I am confident that Google isn't hemorrhaging money at some sort of alarming rate through its hardware division though. When that happens, assets get sold off to another company, as it did when Motorola and HTC ended up selling tech and employees to Google. 

A struggling hardware division isn't a danger to a company the size of Google.

What I really think is that Pixel phones, earbuds, watches, and even Chromebooks are just vanities or halo products so Google can show off how it thinks a thing should be done and to keep a very small number of consumers happy.

I'm not pointing fingers or saying this is a bad thing. I use a Pixel phone and I think the Google Pixelbook Go is the best Chromebook you can buy. I may be in the minority, but Google is meeting my needs so I'm happy.

And that could be a success story as far as Google is concerned. Not that I like the products, but that people like me who want them are able to buy them and mostly still like them after the purchase. It's not always about the money when it comes to the small parts of a big operation. It's about keeping people — and their eyeballs — happy.

Google will continue its Pixel line for its fans

The Pixel Watch and the Pixel 7 will arrive and some people will buy them. Most that do will enjoy them. If either can do something fabulous that my Pixel 6 can't, I might be one of them. You might be one of them, too. Either way, Google will keep making and selling them because it can.

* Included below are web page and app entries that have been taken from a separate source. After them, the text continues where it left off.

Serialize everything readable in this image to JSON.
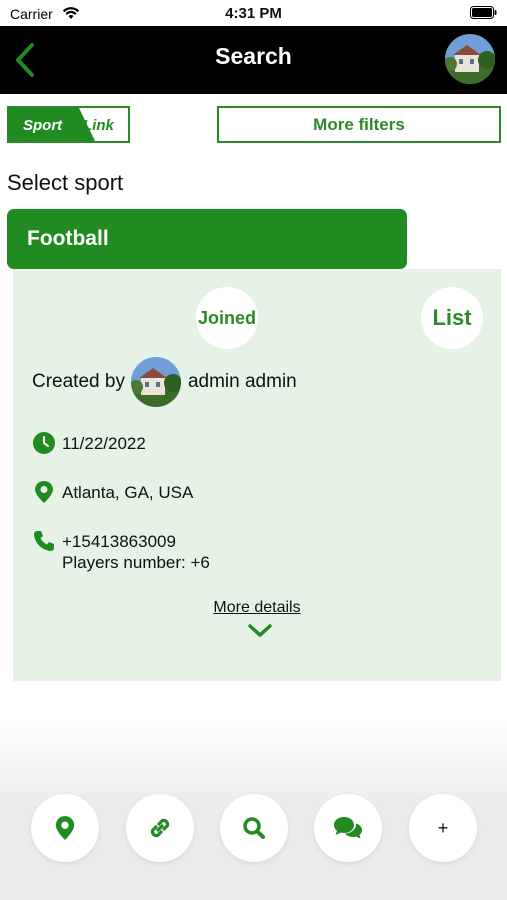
{
  "status_bar": {
    "carrier": "Carrier",
    "time": "4:31 PM"
  },
  "nav": {
    "title": "Search",
    "back_icon": "chevron-left-icon",
    "avatar": "user-avatar"
  },
  "filters": {
    "logo_text_1": "Sport",
    "logo_text_2": "Link",
    "more_filters_label": "More filters"
  },
  "select_sport_label": "Select sport",
  "sport": {
    "selected": "Football"
  },
  "event": {
    "joined_label": "Joined",
    "list_label": "List",
    "created_by_label": "Created by",
    "creator_name": "admin admin",
    "date": "11/22/2022",
    "location": "Atlanta, GA, USA",
    "phone": "+15413863009",
    "players": "Players number: +6",
    "more_details_label": "More details"
  },
  "tabs": {
    "add_label": "+"
  },
  "colors": {
    "accent": "#218a21",
    "card_bg": "#e6f2e6",
    "nav_bg": "#000000"
  }
}
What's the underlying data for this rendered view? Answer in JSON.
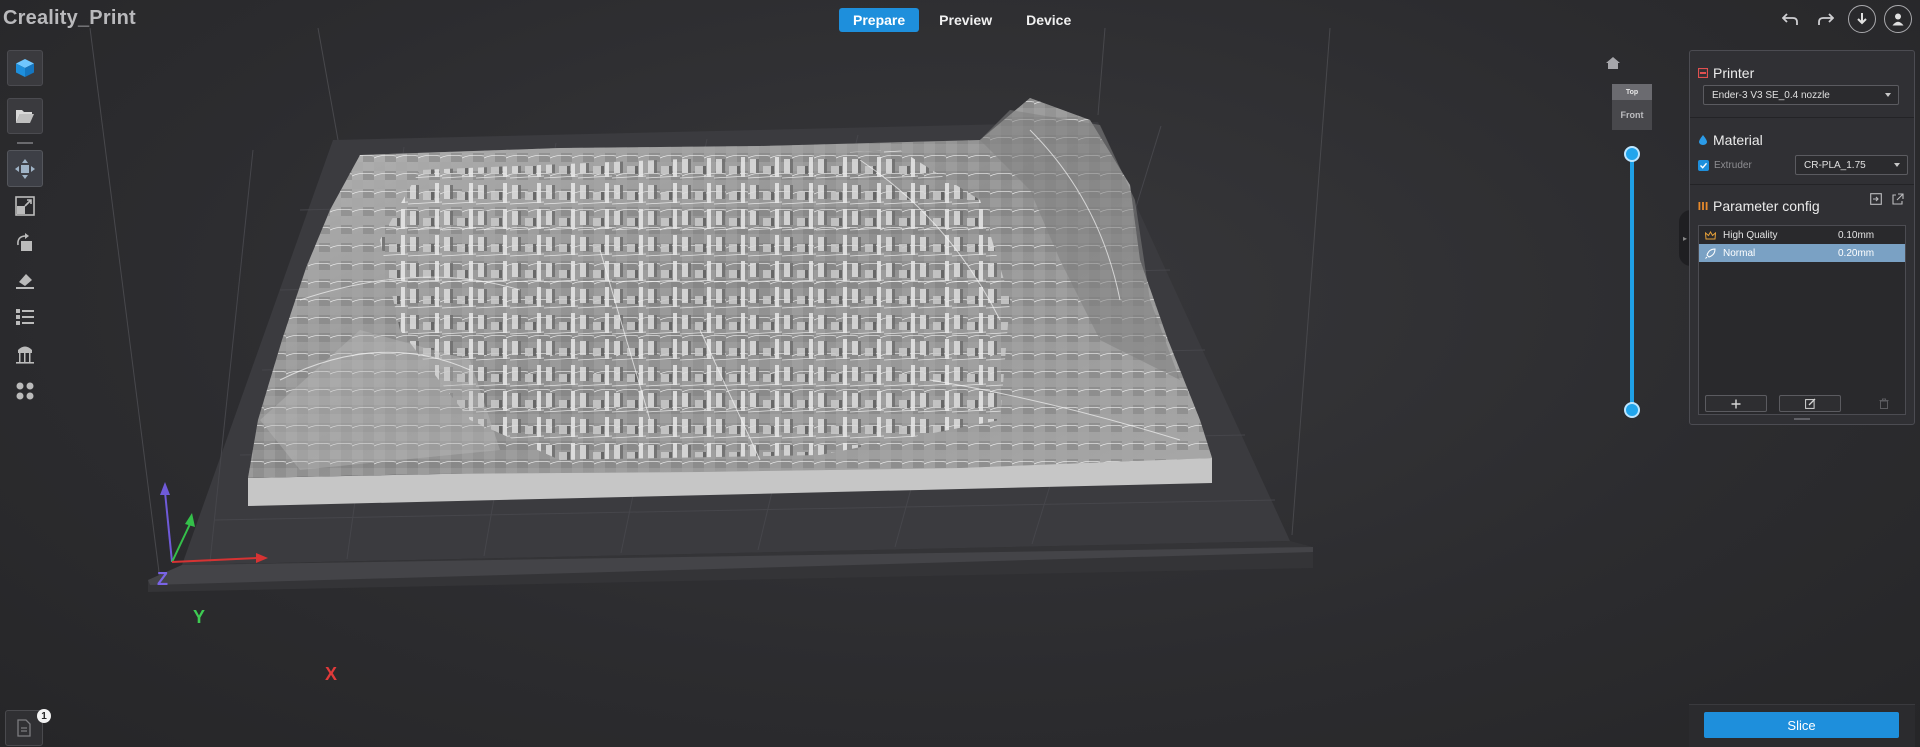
{
  "app": {
    "title": "Creality_Print"
  },
  "header": {
    "tabs": [
      {
        "label": "Prepare",
        "active": true
      },
      {
        "label": "Preview",
        "active": false
      },
      {
        "label": "Device",
        "active": false
      }
    ],
    "actions": [
      "undo-icon",
      "redo-icon",
      "download-icon",
      "user-icon"
    ]
  },
  "left_toolbar": [
    "cube-icon",
    "open-folder-icon",
    "move-icon",
    "scale-icon",
    "rotate-icon",
    "lay-flat-icon",
    "list-icon",
    "support-icon",
    "arrange-icon"
  ],
  "view_cube": {
    "top": "Top",
    "front": "Front"
  },
  "axes": {
    "x": "X",
    "y": "Y",
    "z": "Z"
  },
  "printer": {
    "title": "Printer",
    "selected": "Ender-3 V3 SE_0.4 nozzle"
  },
  "material": {
    "title": "Material",
    "extruder_label": "Extruder",
    "extruder_checked": true,
    "selected": "CR-PLA_1.75"
  },
  "parameter_config": {
    "title": "Parameter config",
    "profiles": [
      {
        "name": "High Quality",
        "layer": "0.10mm",
        "icon": "crown-icon",
        "selected": false
      },
      {
        "name": "Normal",
        "layer": "0.20mm",
        "icon": "rocket-icon",
        "selected": true
      }
    ]
  },
  "slice": {
    "label": "Slice"
  },
  "plates": {
    "count": "1"
  },
  "colors": {
    "accent": "#1e8fdc",
    "selected_row": "#7aa1c4",
    "bed": "#3c3c40",
    "model": "#9a9a9a"
  }
}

Jerry Hildenbrand
Senior Editor — Google Ecosystem

Jerry is an amateur woodworker and struggling shade tree mechanic. There's nothing he can't take apart, but many things he can't reassemble. You'll find him writing and speaking his loud opinion on Android Central and occasionally on Twitter.